Dawn Capital and Hoxton Ventures did not comment.
One of the sources said the EIF had decided not to expand a €250 million (£214 million) angel investment scheme to the UK, after the decision to leave the EU. The European Angels Fund is a co-investment scheme where the EIF will match investments by business angels into startups, then allow them to keep the bulk of the profit from the deal. It’s available in seven EU member states and, the source said, was due to expand to the UK this year.
The source said the EIF had planned making €50 million (£43 million) available to British angels for early-stage deals. That “died” after the Brexit vote, the person said.
The EIF is one of the biggest sources of funding to British VCs
The European Investment Fund is seen as an “anchor” investor for British venture capitalists who are raising new funds. It has put €2.3 billion (£1.9 billion) into 144 UK venture capital firms, according to 2015 figures.
VC funds are designed to have a ten-year lifespan, at the end of which investors expect to see a return through an exit. About three to four years through that lifespan, VCs will begin raising a new fund.
And, as multiple sources told Business Insider, it’s hard work. Most investors don’t want to invest in a new fund until it’s already closed.
This is where schemes like the EIF and the UK’s closest equivalent, the British Business Bank, come in. They will often be the “single-largest cheque” to a fund, accounting for up to 40%. Once fund managers have that commitment, they can dredge up funding more easily from other sources.
If the EIF decides not to act as an anchor investor, life for UK VCs becomes much tougher in the medium term. “It’s a significant chunk of UK VC,” as one investor said.
And it won’t just impact smaller scale VCs, but other major UK-based firms like Balderton and Atomico, which also rely on the EIF for funding.
The Conservative manifesto this week pledged to make up for any shortfall in EIF funding to UK VCs. Since the UK contributes to the EIF via the fund’s main shareholder, the European Investment Bank, the Conservative plan is to repatriate those funds and hand them out via the British Business Bank.
This is what UK VCs will have been hoping for. Saul Klein, general partner at investment firm LocalGlobe, said at an event last week that British and institutional investors “will make up the difference” in any EIF shortfall.
Not everyone is convinced that can happen.

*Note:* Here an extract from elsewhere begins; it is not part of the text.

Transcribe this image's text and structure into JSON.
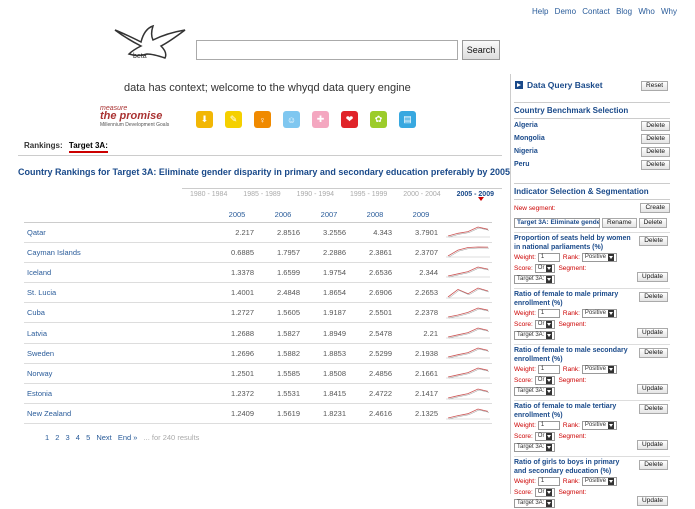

“There’s zero chance of that happening,” said Episode 1 Ventures’ Murdoch, who believes the UK’s European Investment Bank assets will have to go towards its EU divorce bill. “The Tories saying this are in cloud cuckoo land.”